My Cold and Flu Therapy

In addition to sipping the warm bone broth daily, I irrigated my sinuses using a Neti Pot with a few drops of Oregano Oil. I also drank hot water with a few drops of oregano oil added because of its supposed anti-viral and antibacterial properties. (To irrigate your sinuses you can warm 16 ounces of distilled/bottled/filtered water (don’t use tap water!) and add 1/2 teaspoon salt and 4-8 drops of oregano oil. Do this a couple of times a day.) I also drank lots of Traditional Medicinals “Breathe Easy” tea and took a nightly dose of magnesium-rich Natural Calm.*

Immune boosters

And guess what – it worked! Well, at least I managed to get well without having to take antibiotics which is highly unusual for me. There’s no guarantee following this process will keep you from getting a sinus infection. But it can’t hurt to nourish your body while you are under the weather. Certainly fixing any issues with your diet (and getting lots and lots of fluids and sleep) will go a long way to keep your immune system strong regardless of whether or not you follow other homeopathic remedies.

Do you have your own homeopathic remedies or routines you follow when you get sick? I would love to hear about those in the comments section.

Oh, and I almost forgot. I’ll be speaking at an event in Camarillo, CA on February 8th. Click the photo for more information and registration.

Feb-2015-Event-Poster-to-post

And finally, I’ve created a blog page specifically for my new cookbook “Sweet Paleo: Gluten-Free, Grain-Free Delights” if you would like more information and links to purchase.

Learn how to make bone broth in a pressure cooker in the recipe below. I used this stovetop pressure cooker but you could also use an Instant Pot.

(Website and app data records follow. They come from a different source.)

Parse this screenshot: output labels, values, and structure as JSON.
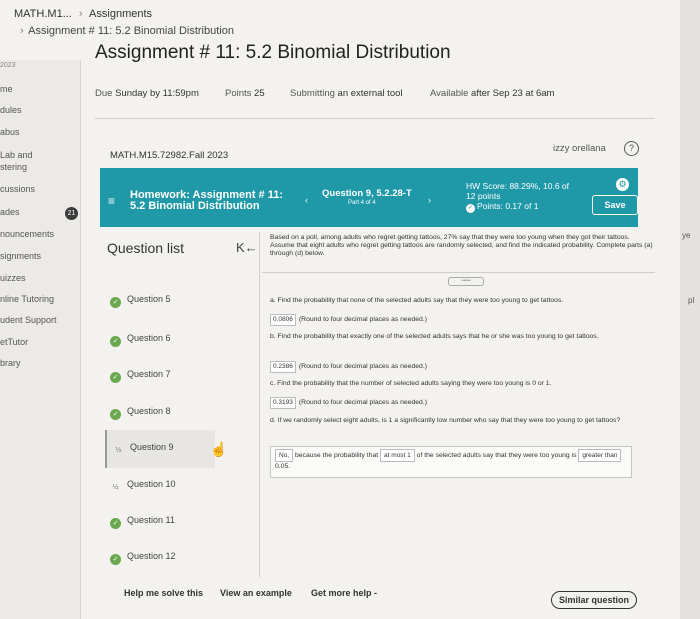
{
  "breadcrumb": {
    "course": "MATH.M1...",
    "sep": "›",
    "section": "Assignments"
  },
  "breadcrumb2": {
    "sep": "›",
    "current": "Assignment # 11: 5.2 Binomial Distribution"
  },
  "page_title": "Assignment # 11: 5.2 Binomial Distribution",
  "leftnav": {
    "items": [
      "2023",
      "me",
      "dules",
      "abus",
      "Lab and",
      "stering",
      "cussions",
      "ades",
      "nouncements",
      "signments",
      "uizzes",
      "nline Tutoring",
      "udent Support",
      "etTutor",
      "brary"
    ],
    "badge": "21"
  },
  "info": {
    "due_label": "Due",
    "due_value": "Sunday by 11:59pm",
    "points_label": "Points",
    "points_value": "25",
    "submitting_label": "Submitting",
    "submitting_value": "an external tool",
    "available_label": "Available",
    "available_value": "after Sep 23 at 6am"
  },
  "course_code": "MATH.M15.72982.Fall 2023",
  "user_name": "izzy orellana",
  "help_icon": "?",
  "topbar": {
    "menu_icon": "≡",
    "hw_line1": "Homework: Assignment # 11:",
    "hw_line2": "5.2 Binomial Distribution",
    "prev_icon": "‹",
    "question": "Question 9, 5.2.28-T",
    "part": "Part 4 of 4",
    "next_icon": "›",
    "score": "HW Score: 88.29%, 10.6 of",
    "score2": "12 points",
    "points": "Points: 0.17 of 1",
    "gear_icon": "⚙",
    "save": "Save"
  },
  "question_list_title": "Question list",
  "collapse_icon": "K←",
  "problem_text": "Based on a poll, among adults who regret getting tattoos, 27% say that they were too young when they got their tattoos. Assume that eight adults who regret getting tattoos are randomly selected, and find the indicated probability. Complete parts (a) through (d) below.",
  "dots": "•••••",
  "questions": [
    {
      "label": "Question 5",
      "status": "done",
      "icon": "✓"
    },
    {
      "label": "Question 6",
      "status": "done",
      "icon": "✓"
    },
    {
      "label": "Question 7",
      "status": "done",
      "icon": "✓"
    },
    {
      "label": "Question 8",
      "status": "done",
      "icon": "✓"
    },
    {
      "label": "Question 9",
      "status": "partial",
      "icon": "½"
    },
    {
      "label": "Question 10",
      "status": "partial",
      "icon": "½"
    },
    {
      "label": "Question 11",
      "status": "done",
      "icon": "✓"
    },
    {
      "label": "Question 12",
      "status": "done",
      "icon": "✓"
    }
  ],
  "pointer_icon": "☝",
  "parts": {
    "a_text": "a. Find the probability that none of the selected adults say that they were too young to get tattoos.",
    "a_answer": "0.0806",
    "a_hint": "(Round to four decimal places as needed.)",
    "b_text": "b. Find the probability that exactly one of the selected adults says that he or she was too young to get tattoos.",
    "b_answer": "0.2386",
    "b_hint": "(Round to four decimal places as needed.)",
    "c_text": "c. Find the probability that the number of selected adults saying they were too young is 0 or 1.",
    "c_answer": "0.3193",
    "c_hint": "(Round to four decimal places as needed.)",
    "d_text": "d. If we randomly select eight adults, is 1 a significantly low number who say that they were too young to get tattoos?",
    "d_ans1": "No,",
    "d_mid": "because the probability that",
    "d_ans2": "at most 1",
    "d_rest": "of the selected adults say that they were too young is",
    "d_ans3": "greater than",
    "d_end": "0.05."
  },
  "bottom": {
    "help": "Help me solve this",
    "example": "View an example",
    "more": "Get more help -",
    "similar": "Similar question"
  },
  "right_edge": {
    "e1": "pl",
    "e2": "ye"
  }
}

Pressure-Cooker Bone Broth
 
Prep time
Cook time
Total time
 
Author:
Recipe type: Stock, Broth
Serves: 12 cups
Ingredients
  • 2.5 - 3.5 lbs grass-fed beef bones - ideally both marrow bones and joints/knuckles
  • 1 carrot
  • 1 celery stalk
  • 1 medium onion – chopped into large chunks (or a large leek)
  • 4 crushed garlic cloves
  • 6 peppercorns
  • 1 bay leaf
  • 1 tablespoon of vinegar (helps to extract nutrients from the bones)
  • 12-16 cups of water (enough to cover ingredients but no more than ⅔ full)
  • 1 tablespoon celtic sea salt
Instructions
  1. Place all ingredients (except salt) into your pressure-cooker, ensuring the ingredients are covered but the water level is not higher than recommended by the pressure-cooker manufacturer (usually ⅔ full).
  2. Heat on the stovetop on medium-high heat until brought up to full pressure. Lower the temperature to as low as possible without losing pressure and cook for between 90 minutes about 3 hours.
  3. Turn off the heat and allow the pressure-cooker to come to room temperature on its own (even overnight). If you are in a rush (and using a standard cooker - not an electric version like Instant Pot) you can run cool water over the outside of the pressure-cooker until the pressure is released.
  4. Once everything is cooled completely, strain through a sieve into a large bowl and discard the solids. You can retain the large bones to reuse for another batch. Just add fresh veggies and seasonings.
  5. To concentrate the broth/stock further you can return the liquid to a boil on the stovetop and reduce down for more compact storage.
  6. Season to taste with sea salt.

* These just happen to be the brands I use. I’m not receiving any type of compensation from the makers to recommend them. However, the links are affiliate links so if you do happen to purchase through one of those links I will receive a small commission that doesn’t increase the price to you. Thanks for the support!